PROBLEM DESCRIPTION: Each record should be set down again so that it matches the original exactly.

Items from an interface collection:

____________________

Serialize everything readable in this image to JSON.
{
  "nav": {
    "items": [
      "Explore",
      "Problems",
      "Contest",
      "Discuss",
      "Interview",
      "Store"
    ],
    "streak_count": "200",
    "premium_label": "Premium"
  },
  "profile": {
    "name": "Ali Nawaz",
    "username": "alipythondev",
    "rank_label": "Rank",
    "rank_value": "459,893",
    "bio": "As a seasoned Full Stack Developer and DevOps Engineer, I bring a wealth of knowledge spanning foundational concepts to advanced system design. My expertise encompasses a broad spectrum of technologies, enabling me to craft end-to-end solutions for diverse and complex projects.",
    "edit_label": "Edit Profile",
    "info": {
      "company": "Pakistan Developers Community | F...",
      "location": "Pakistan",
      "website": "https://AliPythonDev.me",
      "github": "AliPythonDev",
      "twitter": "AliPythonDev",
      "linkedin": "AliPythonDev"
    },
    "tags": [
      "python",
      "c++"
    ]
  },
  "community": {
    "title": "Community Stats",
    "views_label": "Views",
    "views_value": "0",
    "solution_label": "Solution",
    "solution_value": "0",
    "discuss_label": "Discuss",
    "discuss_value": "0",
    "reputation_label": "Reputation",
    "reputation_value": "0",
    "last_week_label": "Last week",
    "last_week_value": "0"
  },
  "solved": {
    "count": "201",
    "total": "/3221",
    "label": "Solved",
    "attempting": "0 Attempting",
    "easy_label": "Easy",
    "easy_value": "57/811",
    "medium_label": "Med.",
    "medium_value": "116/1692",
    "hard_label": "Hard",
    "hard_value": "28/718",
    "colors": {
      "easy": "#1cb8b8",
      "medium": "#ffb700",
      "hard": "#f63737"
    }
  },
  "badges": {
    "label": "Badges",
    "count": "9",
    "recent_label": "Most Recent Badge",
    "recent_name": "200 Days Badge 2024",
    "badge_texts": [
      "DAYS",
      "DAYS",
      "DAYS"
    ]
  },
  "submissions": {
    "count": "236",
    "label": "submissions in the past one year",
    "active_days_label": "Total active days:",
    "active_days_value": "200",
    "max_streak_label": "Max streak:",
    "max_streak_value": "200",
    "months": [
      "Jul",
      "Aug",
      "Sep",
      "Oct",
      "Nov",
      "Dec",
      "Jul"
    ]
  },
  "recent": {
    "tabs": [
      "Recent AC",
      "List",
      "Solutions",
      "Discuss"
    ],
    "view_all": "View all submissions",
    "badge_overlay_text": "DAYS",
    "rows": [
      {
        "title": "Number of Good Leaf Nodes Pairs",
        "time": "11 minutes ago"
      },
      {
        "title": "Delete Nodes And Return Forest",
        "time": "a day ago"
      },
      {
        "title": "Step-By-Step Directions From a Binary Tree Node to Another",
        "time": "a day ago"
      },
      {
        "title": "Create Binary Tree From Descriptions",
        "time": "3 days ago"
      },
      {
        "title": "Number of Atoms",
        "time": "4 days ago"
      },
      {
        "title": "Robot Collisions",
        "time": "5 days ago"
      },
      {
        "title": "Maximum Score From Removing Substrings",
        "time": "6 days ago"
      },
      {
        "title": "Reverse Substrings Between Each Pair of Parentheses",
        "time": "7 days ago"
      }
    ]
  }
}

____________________

TASK OUTPUT:
Serialize everything readable in this image to JSON.
{
  "nav": {
    "items": [
      "Explore",
      "Problems",
      "Contest",
      "Discuss",
      "Interview",
      "Store"
    ],
    "streak_count": "200",
    "premium_label": "Premium"
  },
  "profile": {
    "name": "Ali Nawaz",
    "username": "alipythondev",
    "rank_label": "Rank",
    "rank_value": "459,893",
    "bio": "As a seasoned Full Stack Developer and DevOps Engineer, I bring a wealth of knowledge spanning foundational concepts to advanced system design. My expertise encompasses a broad spectrum of technologies, enabling me to craft end-to-end solutions for diverse and complex projects.",
    "edit_label": "Edit Profile",
    "info": {
      "company": "Pakistan Developers Community | F...",
      "location": "Pakistan",
      "website": "https://AliPythonDev.me",
      "github": "AliPythonDev",
      "twitter": "AliPythonDev",
      "linkedin": "AliPythonDev"
    },
    "tags": [
      "python",
      "c++"
    ]
  },
  "community": {
    "title": "Community Stats",
    "views_label": "Views",
    "views_value": "0",
    "solution_label": "Solution",
    "solution_value": "0",
    "discuss_label": "Discuss",
    "discuss_value": "0",
    "reputation_label": "Reputation",
    "reputation_value": "0",
    "last_week_label": "Last week",
    "last_week_value": "0"
  },
  "solved": {
    "count": "201",
    "total": "/3221",
    "label": "Solved",
    "attempting": "0 Attempting",
    "easy_label": "Easy",
    "easy_value": "57/811",
    "medium_label": "Med.",
    "medium_value": "116/1692",
    "hard_label": "Hard",
    "hard_value": "28/718",
    "colors": {
      "easy": "#1cb8b8",
      "medium": "#ffb700",
      "hard": "#f63737"
    }
  },
  "badges": {
    "label": "Badges",
    "count": "9",
    "recent_label": "Most Recent Badge",
    "recent_name": "200 Days Badge 2024",
    "badge_texts": [
      "DAYS",
      "DAYS",
      "DAYS"
    ]
  },
  "submissions": {
    "count": "236",
    "label": "submissions in the past one year",
    "active_days_label": "Total active days:",
    "active_days_value": "200",
    "max_streak_label": "Max streak:",
    "max_streak_value": "200",
    "months": [
      "Jul",
      "Aug",
      "Sep",
      "Oct",
      "Nov",
      "Dec",
      "Jul"
    ]
  },
  "recent": {
    "tabs": [
      "Recent AC",
      "List",
      "Solutions",
      "Discuss"
    ],
    "view_all": "View all submissions",
    "badge_overlay_text": "DAYS",
    "rows": [
      {
        "title": "Number of Good Leaf Nodes Pairs",
        "time": "11 minutes ago"
      },
      {
        "title": "Delete Nodes And Return Forest",
        "time": "a day ago"
      },
      {
        "title": "Step-By-Step Directions From a Binary Tree Node to Another",
        "time": "a day ago"
      },
      {
        "title": "Create Binary Tree From Descriptions",
        "time": "3 days ago"
      },
      {
        "title": "Number of Atoms",
        "time": "4 days ago"
      },
      {
        "title": "Robot Collisions",
        "time": "5 days ago"
      },
      {
        "title": "Maximum Score From Removing Substrings",
        "time": "6 days ago"
      },
      {
        "title": "Reverse Substrings Between Each Pair of Parentheses",
        "time": "7 days ago"
      }
    ]
  }
}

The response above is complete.